In 1942, Harvard Business School launched the Trade Union Fellowship, a year-long program that brought together labor leaders and their “business counterparts.”11 Many of the labor leaders who participated were women. The program, eventually shortened to thirteen weeks, continued for another twelve years.
The Advanced Management Program, established in the late 1940s, and the Program for Management Development, established in 1960, both offer mid-career training for business professionals. In a 1959 vote, HBS faculty made several significant decisions: to open the Doctor of Business Administration (DBA) program to women candidates, to allow HRPBA graduates to be admitted to the second year of the MBA program, and to admit women into the Executive Education Program for Management Development (PMD).
In 1967, three women received their DBAs from Harvard Business School.
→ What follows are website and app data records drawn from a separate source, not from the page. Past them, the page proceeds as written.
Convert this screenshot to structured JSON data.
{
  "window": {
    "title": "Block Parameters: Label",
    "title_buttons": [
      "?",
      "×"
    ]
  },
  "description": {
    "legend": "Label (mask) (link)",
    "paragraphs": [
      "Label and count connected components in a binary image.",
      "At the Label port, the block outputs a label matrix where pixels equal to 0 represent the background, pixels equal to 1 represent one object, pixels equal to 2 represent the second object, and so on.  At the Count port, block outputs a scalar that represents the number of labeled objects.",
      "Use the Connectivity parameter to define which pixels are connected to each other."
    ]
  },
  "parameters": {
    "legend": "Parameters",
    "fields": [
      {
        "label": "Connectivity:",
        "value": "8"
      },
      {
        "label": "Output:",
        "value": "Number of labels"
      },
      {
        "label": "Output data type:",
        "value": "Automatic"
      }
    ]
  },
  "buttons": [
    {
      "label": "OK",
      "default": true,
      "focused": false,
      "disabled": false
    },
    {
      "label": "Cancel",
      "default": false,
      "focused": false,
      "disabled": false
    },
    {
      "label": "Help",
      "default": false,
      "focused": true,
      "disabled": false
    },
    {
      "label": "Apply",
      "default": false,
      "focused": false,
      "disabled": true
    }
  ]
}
Dr. Edna Homa's thesis was titled The Dynamic Inter-Relationships Among Work, Payment and Capacity, Dr. Anne Jardim's thesis was titled The First Henry Ford: a Study in Personality and Business Leadership, and Dr. Eunice Jensen Lortie's thesis was titled Varieties of Autonomy and Rewards in Work: the Case of the Commercial Artist.
© 2008 President and Fellows of Harvard College